That's because the exam they originally took on June 11th reportedly fell off the back of a truck.
It happened at Chelsea's Career and Technical Education High School on Sixth Avenue.
As you can imagine, students and parents are not happy.
"Here it is August 13th, it's pouring down rain and they came because they realize how important it is for their future," said teacher Jan Scott. "This is my 29th year of teaching and this has never happened."
Jan says she still's not sure what to believe, and others are in the same boat.
Kids who would have been working at their summer jobs instead spent 3 hours retaking their English Regents Exam.
Student Freddy Rayas says his bosses weren't pleased.
"Despite talking to them and saying it's a school thing and not my fault, I'm not getting paid for today," said Rayas.
Back in the spring, students and their parents got a letter from the Department of Education saying "Your child's exam cannot be located at this time."

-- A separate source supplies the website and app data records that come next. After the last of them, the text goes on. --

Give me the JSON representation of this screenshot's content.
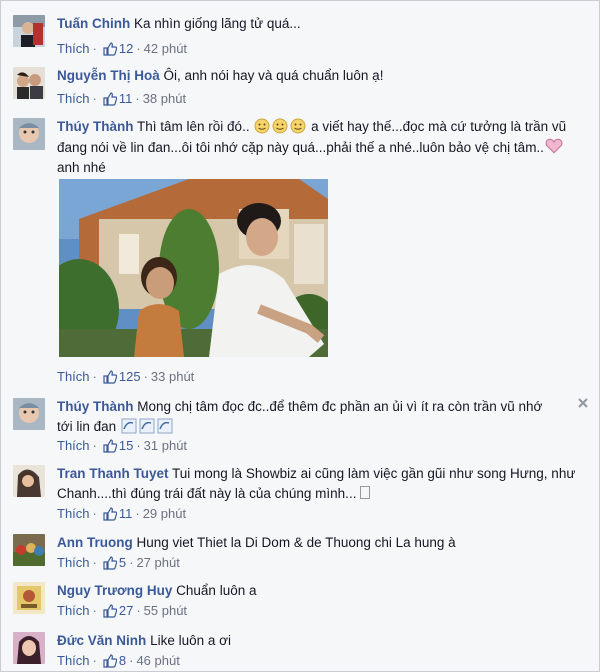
{
  "comments": [
    {
      "author": "Tuấn Chinh",
      "text": "Ka nhìn giống lãng tử quá...",
      "like": "Thích",
      "likes": "12",
      "time": "42 phút"
    },
    {
      "author": "Nguyễn Thị Hoà",
      "text": "Ôi, anh nói hay và quá chuẩn luôn ạ!",
      "like": "Thích",
      "likes": "11",
      "time": "38 phút"
    },
    {
      "author": "Thúy Thành",
      "text": "Thì tâm lên rồi đó..",
      "text2": "a viết hay thế...đọc mà cứ tưởng là trần vũ đang nói về lin đan...ôi tôi nhớ cặp này quá...phải thế a nhé..luôn bảo vệ chị tâm..",
      "text3": "anh nhé",
      "like": "Thích",
      "likes": "125",
      "time": "33 phút"
    },
    {
      "author": "Thúy Thành",
      "text": "Mong chị tâm đọc đc..để thêm đc phần an ủi vì ít ra còn trần vũ nhớ tới lin đan",
      "like": "Thích",
      "likes": "15",
      "time": "31 phút"
    },
    {
      "author": "Tran Thanh Tuyet",
      "text": "Tui mong là Showbiz ai cũng làm việc gần gũi như song Hưng, như Chanh....thì đúng trái đất này là của chúng mình...",
      "like": "Thích",
      "likes": "11",
      "time": "29 phút"
    },
    {
      "author": "Ann Truong",
      "text": "Hung viet Thiet la Di Dom & de Thuong chi La hung à",
      "like": "Thích",
      "likes": "5",
      "time": "27 phút"
    },
    {
      "author": "Nguy Trương Huy",
      "text": "Chuẩn luôn a",
      "like": "Thích",
      "likes": "27",
      "time": "55 phút"
    },
    {
      "author": "Đức Văn Ninh",
      "text": "Like luôn a ơi",
      "like": "Thích",
      "likes": "8",
      "time": "46 phút"
    }
  ],
  "colors": {
    "link": "#3b5998",
    "meta": "#6a7180",
    "background": "#f6f7f9"
  },
  "icons": {
    "like": "thumbs-up-icon",
    "smiley": "smiley-icon",
    "heart": "heart-icon",
    "close": "close-icon",
    "wave": "wave-emoji-icon"
  }
}
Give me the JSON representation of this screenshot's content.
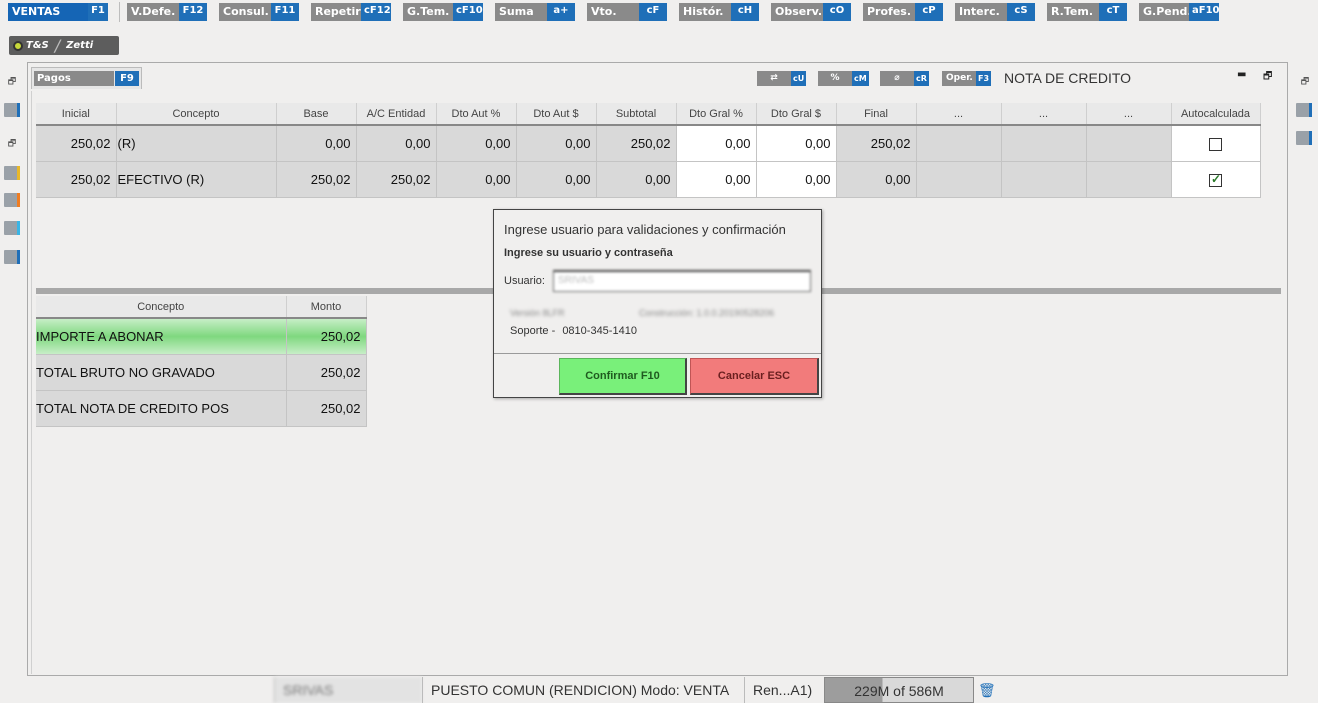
{
  "toolbar": {
    "buttons": [
      {
        "label": "VENTAS",
        "key": "F1"
      },
      {
        "label": "V.Defe.",
        "key": "F12"
      },
      {
        "label": "Consul.",
        "key": "F11"
      },
      {
        "label": "Repetir",
        "key": "cF12"
      },
      {
        "label": "G.Tem.",
        "key": "cF10"
      },
      {
        "label": "Suma",
        "key": "a+"
      },
      {
        "label": "Vto.",
        "key": "cF"
      },
      {
        "label": "Histór.",
        "key": "cH"
      },
      {
        "label": "Observ.",
        "key": "cO"
      },
      {
        "label": "Profes.",
        "key": "cP"
      },
      {
        "label": "Interc.",
        "key": "cS"
      },
      {
        "label": "R.Tem.",
        "key": "cT"
      },
      {
        "label": "G.Pend.",
        "key": "aF10"
      }
    ]
  },
  "logo": {
    "left": "T&S",
    "right": "Zetti"
  },
  "pagos_tab": {
    "label": "Pagos",
    "key": "F9"
  },
  "controls": {
    "swap": {
      "label": "⇄",
      "key": "cU"
    },
    "percent": {
      "label": "%",
      "key": "cM"
    },
    "zero": {
      "label": "⌀",
      "key": "cR"
    },
    "oper": {
      "label": "Oper.",
      "key": "F3"
    }
  },
  "section_title": "NOTA DE CREDITO",
  "payments": {
    "headers": [
      "Inicial",
      "Concepto",
      "Base",
      "A/C Entidad",
      "Dto Aut %",
      "Dto Aut $",
      "Subtotal",
      "Dto Gral %",
      "Dto Gral $",
      "Final",
      "...",
      "...",
      "...",
      "Autocalculada"
    ],
    "rows": [
      {
        "inicial": "250,02",
        "concepto": "(R)",
        "base": "0,00",
        "ac_entidad": "0,00",
        "dto_aut_pct": "0,00",
        "dto_aut_amt": "0,00",
        "subtotal": "250,02",
        "dto_gral_pct": "0,00",
        "dto_gral_amt": "0,00",
        "final": "250,02",
        "autocalculada": false
      },
      {
        "inicial": "250,02",
        "concepto": "EFECTIVO (R)",
        "base": "250,02",
        "ac_entidad": "250,02",
        "dto_aut_pct": "0,00",
        "dto_aut_amt": "0,00",
        "subtotal": "0,00",
        "dto_gral_pct": "0,00",
        "dto_gral_amt": "0,00",
        "final": "0,00",
        "autocalculada": true
      }
    ]
  },
  "totals": {
    "headers": [
      "Concepto",
      "Monto"
    ],
    "rows": [
      {
        "concepto": "IMPORTE A ABONAR",
        "monto": "250,02"
      },
      {
        "concepto": "TOTAL BRUTO NO GRAVADO",
        "monto": "250,02"
      },
      {
        "concepto": "TOTAL NOTA DE CREDITO POS",
        "monto": "250,02"
      }
    ]
  },
  "dialog": {
    "title": "Ingrese usuario para validaciones y confirmación",
    "subtitle": "Ingrese su usuario y contraseña",
    "user_label": "Usuario:",
    "user_value": "SRIVAS",
    "version_text": "Versión 8LFR",
    "build_text": "Construcción: 1.0.0.20190528206",
    "soporte_label": "Soporte -",
    "soporte_phone": "0810-345-1410",
    "confirm_label": "Confirmar  F10",
    "cancel_label": "Cancelar  ESC"
  },
  "status_bar": {
    "user": "SRIVAS",
    "puesto": "PUESTO COMUN (RENDICION) Modo: VENTA",
    "ren": "Ren...A1)",
    "memory": "229M of 586M",
    "memory_used_fraction": 0.39
  }
}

McGraw-Hill, which is in the first of a new 3 year $9.6 million contract with the city, was in charge of grading and keeping track of boxes of test booklets that, well, disappeared.

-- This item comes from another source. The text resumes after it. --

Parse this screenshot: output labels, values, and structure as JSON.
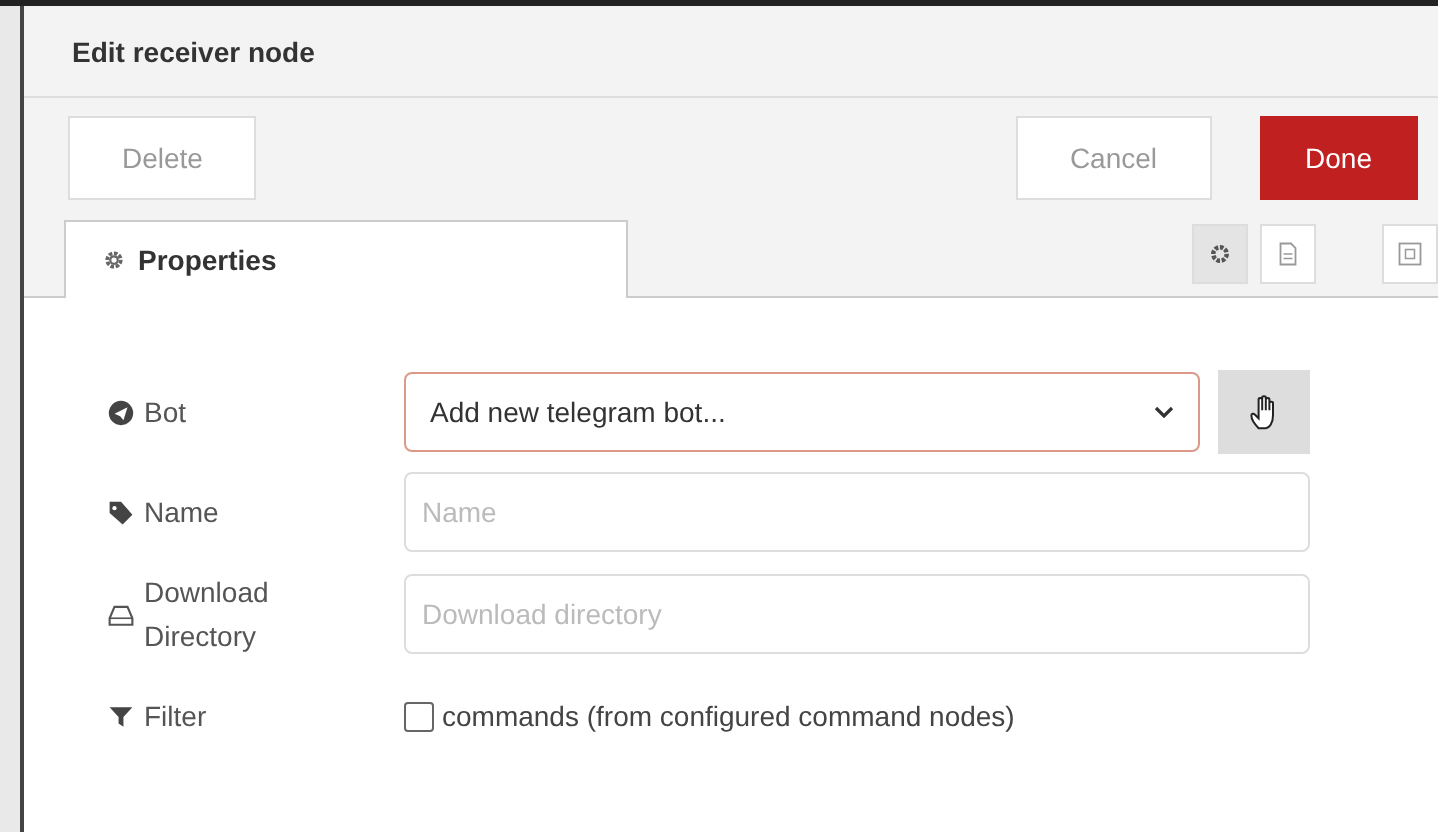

"They fell off a truck, now how true that is I don't know," said Scott.
Gone, lost and so these kids had to actually come back to school at the beginning of this month to prep and then take the exam.
"It's difficult to have to come and retake the test, it's over and have to study in a week, as to a year we had," said student Rosy Espinel.
Something these kids hope colleges and universities take into account next year.
"We're talking about their future," said Scott. "I think what I'm really upset about is no one from the DOE, the chancellor, he did not come and speak to them, tell them, sorry about the error but you'll be ok."